Like almost all tax professionals, we use an Engagement Letter. The Engagement Letter has grown from one page to three pages. Some of this relates to items that my attorney wants on the document; some of the growth is from my insurance company. However, most of it is from IRS rules. One item that has been in every one of my Engagement Letters is the following:
You agree that you have provided us with and will provide us with all requested documents, that the information is and will be accurate and truthful, and that you will answer all of our questions fully so that we can properly prepare your returns.
Most tax professionals have similar language in their Engagement Letters. If we are to best prepare your tax returns, we have to know what’s going on. I’ve been told by my physician clients that their patients often don’t tell them the entire story. I can’t imagine doing that; how is my doctor going to do prescribe the best treatment if he only has half the picture? Tax professionals are no different; we can’t properly prepare your returns if we only have half the picture.

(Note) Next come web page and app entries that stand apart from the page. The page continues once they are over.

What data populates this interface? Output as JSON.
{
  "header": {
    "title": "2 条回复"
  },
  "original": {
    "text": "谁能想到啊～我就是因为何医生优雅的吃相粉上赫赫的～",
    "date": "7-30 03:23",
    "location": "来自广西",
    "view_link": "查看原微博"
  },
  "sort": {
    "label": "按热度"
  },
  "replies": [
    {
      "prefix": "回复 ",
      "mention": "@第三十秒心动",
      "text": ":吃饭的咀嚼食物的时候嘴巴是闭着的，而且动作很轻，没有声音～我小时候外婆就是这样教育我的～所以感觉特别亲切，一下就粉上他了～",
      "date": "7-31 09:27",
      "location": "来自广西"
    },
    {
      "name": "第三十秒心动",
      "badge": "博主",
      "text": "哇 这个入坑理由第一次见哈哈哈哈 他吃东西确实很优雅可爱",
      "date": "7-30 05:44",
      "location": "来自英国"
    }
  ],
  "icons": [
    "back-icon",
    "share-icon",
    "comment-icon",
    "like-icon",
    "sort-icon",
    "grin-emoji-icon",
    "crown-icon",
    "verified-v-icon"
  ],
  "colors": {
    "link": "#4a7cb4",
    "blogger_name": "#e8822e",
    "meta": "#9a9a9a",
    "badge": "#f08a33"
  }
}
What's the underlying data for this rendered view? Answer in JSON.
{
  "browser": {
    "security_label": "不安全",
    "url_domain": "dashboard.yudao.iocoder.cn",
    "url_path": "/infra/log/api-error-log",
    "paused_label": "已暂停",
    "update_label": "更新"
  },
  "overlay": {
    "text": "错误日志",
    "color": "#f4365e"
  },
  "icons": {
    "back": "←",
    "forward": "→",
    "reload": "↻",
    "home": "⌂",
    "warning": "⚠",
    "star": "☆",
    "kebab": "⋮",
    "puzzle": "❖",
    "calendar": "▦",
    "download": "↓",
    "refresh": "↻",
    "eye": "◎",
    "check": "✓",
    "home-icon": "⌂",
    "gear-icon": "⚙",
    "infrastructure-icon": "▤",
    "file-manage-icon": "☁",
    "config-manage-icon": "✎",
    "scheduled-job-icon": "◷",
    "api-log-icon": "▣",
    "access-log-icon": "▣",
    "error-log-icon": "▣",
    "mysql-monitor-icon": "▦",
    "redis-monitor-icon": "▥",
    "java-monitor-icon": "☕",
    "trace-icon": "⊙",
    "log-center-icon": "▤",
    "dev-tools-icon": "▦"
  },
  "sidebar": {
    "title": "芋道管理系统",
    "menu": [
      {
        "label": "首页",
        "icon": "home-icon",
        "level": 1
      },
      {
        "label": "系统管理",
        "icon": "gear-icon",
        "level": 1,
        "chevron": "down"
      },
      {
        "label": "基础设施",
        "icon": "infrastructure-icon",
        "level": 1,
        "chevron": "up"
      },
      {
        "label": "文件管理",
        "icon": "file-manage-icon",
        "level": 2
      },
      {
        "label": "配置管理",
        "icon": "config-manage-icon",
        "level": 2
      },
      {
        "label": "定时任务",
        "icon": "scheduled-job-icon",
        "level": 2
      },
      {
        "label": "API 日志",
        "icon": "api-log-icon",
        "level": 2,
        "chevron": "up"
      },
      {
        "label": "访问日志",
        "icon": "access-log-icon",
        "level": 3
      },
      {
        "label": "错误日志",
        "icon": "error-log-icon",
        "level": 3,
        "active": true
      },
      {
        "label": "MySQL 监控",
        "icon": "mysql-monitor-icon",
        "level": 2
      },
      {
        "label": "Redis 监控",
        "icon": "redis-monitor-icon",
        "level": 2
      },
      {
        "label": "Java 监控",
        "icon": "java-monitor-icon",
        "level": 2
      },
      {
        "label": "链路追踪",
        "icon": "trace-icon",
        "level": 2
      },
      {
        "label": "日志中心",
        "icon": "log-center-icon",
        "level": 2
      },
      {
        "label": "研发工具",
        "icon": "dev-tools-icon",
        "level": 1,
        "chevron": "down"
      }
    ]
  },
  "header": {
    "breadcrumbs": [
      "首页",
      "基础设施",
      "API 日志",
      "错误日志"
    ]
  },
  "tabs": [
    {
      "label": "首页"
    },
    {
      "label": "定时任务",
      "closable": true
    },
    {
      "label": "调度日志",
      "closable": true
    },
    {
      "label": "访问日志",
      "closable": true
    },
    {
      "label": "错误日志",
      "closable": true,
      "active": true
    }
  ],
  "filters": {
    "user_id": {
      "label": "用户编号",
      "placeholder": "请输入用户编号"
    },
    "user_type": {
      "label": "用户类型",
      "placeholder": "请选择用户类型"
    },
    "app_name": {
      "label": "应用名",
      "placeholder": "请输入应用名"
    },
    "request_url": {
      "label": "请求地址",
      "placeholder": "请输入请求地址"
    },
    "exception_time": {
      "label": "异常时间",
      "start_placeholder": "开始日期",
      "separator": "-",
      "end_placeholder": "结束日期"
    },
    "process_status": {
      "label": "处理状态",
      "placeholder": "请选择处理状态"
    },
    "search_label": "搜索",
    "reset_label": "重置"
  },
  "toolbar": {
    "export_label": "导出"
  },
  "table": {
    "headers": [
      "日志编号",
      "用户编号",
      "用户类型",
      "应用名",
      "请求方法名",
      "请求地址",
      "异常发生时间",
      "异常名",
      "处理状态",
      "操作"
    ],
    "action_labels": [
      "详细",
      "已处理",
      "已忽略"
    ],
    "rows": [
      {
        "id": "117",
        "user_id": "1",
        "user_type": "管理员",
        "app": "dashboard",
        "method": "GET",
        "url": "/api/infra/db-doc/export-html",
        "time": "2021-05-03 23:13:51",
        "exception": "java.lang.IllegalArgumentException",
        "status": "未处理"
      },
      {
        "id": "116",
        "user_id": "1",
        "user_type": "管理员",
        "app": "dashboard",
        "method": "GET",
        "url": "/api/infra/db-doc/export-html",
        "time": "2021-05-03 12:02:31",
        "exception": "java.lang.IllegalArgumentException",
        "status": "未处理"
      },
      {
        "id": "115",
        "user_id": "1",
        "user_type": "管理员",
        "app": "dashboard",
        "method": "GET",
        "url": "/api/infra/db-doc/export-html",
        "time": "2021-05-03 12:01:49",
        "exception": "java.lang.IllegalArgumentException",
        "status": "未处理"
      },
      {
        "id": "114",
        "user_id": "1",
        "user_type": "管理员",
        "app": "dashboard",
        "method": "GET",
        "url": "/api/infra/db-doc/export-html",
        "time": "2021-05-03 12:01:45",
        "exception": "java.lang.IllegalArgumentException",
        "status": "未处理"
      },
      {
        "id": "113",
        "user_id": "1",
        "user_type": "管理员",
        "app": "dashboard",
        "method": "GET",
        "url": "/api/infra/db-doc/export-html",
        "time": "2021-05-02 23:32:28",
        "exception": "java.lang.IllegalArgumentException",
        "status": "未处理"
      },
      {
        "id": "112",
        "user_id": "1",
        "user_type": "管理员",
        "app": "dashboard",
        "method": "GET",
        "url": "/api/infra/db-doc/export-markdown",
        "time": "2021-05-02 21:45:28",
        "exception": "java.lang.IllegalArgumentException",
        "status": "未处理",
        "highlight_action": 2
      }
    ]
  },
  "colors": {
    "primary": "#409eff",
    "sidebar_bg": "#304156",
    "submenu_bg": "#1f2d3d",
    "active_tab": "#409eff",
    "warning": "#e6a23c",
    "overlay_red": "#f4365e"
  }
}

But if you want a tax return that’s inaccurate, and doesn’t have all the deductions and/or credits you’re entitled to, go ahead and deceive your tax professional. Don’t say I didn’t warn you!